3. Respond to that time orientation, there is a reason why one experiences different time orientations, and it is important to take care of one’s needs.
Before making a closing remark, I would like to make a comment about individuals who are in a past orientation. Individuals who tend to be past-oriented have experienced some form of trauma that then start to determine most if not all their behaviors. This time orientation can be seen in individuals who suffer from Post Traumatic Stress Disorder (PTSD), victims of violence, survivors of cancer or other dangerous diseases, and individuals who experience chronic stressors. When a person experiences these, they often run the risk of having that event define who they are as a person. This can be seen when individuals can only identify with others with similar problems, or when that becomes part of their defining identity. I have seen this pronounced in some of the veterans I have worked with who suffer from PTSD. It is not uncommon when asking these individuals to introduce themselves to first and foremost define that they have PTSD. Before we move on, however, I would like to point out that this is a positive thing, because many individuals both veterans and non-veterans who suffer from PTSD have a hard time admitting to the problems associated with PTSD. However, what always interested me is this defining feature of PTSD, was more defining than other identities of the individual such as being a father or mother, being an employee, being a student, and otherwise being healthy. I have also seen this with victims of abuse, where being a victim becomes the most pronounce feature of their identity and who they are as an individual. From a time, perspective, I would like to explore this issue more.

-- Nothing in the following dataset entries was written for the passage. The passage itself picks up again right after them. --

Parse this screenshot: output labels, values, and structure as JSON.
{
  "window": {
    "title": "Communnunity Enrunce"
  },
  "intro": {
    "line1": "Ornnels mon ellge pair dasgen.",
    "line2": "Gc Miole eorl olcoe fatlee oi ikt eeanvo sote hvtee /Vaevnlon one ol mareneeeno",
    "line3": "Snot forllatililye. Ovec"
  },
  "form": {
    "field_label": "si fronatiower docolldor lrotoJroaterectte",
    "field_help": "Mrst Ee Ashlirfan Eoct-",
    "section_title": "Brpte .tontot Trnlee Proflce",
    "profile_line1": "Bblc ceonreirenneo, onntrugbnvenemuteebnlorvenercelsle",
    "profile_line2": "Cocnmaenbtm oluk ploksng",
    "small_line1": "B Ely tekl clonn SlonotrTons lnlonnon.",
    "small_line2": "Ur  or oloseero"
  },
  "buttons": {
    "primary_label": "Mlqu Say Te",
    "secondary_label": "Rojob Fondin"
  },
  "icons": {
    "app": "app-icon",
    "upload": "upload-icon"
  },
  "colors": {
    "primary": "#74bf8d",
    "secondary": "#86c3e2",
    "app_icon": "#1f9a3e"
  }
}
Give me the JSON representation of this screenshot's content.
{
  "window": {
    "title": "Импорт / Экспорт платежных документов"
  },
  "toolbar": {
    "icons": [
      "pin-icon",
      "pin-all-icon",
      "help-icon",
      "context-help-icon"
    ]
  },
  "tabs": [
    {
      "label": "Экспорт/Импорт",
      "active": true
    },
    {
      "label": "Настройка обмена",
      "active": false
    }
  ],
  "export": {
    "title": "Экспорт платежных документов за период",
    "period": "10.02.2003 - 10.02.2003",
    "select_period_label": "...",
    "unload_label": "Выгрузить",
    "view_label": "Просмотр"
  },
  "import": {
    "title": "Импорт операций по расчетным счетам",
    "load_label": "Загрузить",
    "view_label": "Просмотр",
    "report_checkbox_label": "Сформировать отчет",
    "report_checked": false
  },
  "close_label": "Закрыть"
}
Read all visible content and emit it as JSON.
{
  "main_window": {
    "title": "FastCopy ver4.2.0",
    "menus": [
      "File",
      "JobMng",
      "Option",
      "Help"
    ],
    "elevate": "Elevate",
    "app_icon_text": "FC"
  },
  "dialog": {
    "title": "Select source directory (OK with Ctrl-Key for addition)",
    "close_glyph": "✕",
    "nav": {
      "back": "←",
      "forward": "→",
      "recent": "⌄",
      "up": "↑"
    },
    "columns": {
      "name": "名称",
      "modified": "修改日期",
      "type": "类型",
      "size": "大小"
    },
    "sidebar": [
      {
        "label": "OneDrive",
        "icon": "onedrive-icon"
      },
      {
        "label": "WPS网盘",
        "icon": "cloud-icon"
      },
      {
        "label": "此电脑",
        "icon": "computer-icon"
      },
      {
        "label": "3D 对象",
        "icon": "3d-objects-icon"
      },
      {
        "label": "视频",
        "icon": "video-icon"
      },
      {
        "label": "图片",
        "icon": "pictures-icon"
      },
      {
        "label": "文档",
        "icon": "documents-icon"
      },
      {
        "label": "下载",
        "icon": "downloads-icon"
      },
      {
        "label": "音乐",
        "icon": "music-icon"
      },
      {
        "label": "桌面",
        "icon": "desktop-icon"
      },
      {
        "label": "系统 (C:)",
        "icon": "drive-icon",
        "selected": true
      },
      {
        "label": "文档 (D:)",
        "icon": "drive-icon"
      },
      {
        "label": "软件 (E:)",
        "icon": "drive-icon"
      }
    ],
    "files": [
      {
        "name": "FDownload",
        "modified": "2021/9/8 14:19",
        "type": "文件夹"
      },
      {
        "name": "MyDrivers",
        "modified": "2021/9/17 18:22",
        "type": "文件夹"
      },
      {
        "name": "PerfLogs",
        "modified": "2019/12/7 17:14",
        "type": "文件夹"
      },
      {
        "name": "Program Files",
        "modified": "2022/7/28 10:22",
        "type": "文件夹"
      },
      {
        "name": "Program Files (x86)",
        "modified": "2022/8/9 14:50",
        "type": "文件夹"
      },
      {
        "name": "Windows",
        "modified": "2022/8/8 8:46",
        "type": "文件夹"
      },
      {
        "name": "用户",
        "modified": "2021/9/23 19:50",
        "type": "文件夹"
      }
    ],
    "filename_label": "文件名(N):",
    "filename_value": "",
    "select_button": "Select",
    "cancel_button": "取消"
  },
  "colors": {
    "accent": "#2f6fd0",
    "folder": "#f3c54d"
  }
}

Based on our discussion of time orientation, individuals who have experienced severe trauma tend to have a past time orientation to where any current stresses become framed in how that was handled in the past – usually always associated with that trauma that occurred. For example, I often worked with individuals where if they had a flat tire in the morning, they would just give up on the rest of the day. While this can be very frustrating for employers and others in the person’s life who would have used, problem-solving skills to meet their obligation despite starting their day with a flat tire, individuals who are in a past time orientation simply currently do not have that cognitive ability. Problem-solving requires having a future orientation where an individual can see themselves as actors in the future getting through their day. Individuals with a past time orientation simply do not have that capacity to see themselves as actors in the future, making it through their day despite a flat tire. For those who have love ones or work with individuals who are in a past orientation – usually identified by only being able to define one’s self-based on experience – we should work on being more empathetic. Instead of getting frustrated we should slow down and walk the person through the problem-solving process. This should not be done in a condescending way and should help the individual learn skills that are not based on past experiences.
I decided to write this article on time orientation, based on personal experiences I have had lately where I realize that so many communication mistakes I have made could have been reduced through my self-awareness. I also decided to write this because I think it is a good reminder that we should not fall victim to one of our most human fallacy of assuming other people see the world and problems from the same perspective that “I” do. And those who do not think the same that there must be something wrong with them. I hope the next time you have a friend or family member who is having difficulty, that you can step back and ask yourself: where are they time wise?, based on their time orientation, what do they need now to help overcome their difficulties?, and honestly ask yourself, do I have the patience and ability to be truly helpful?
© Curtis Peterson
My son has a great website that talks a lot of about physics, and you can watch the development of an up and coming physicist.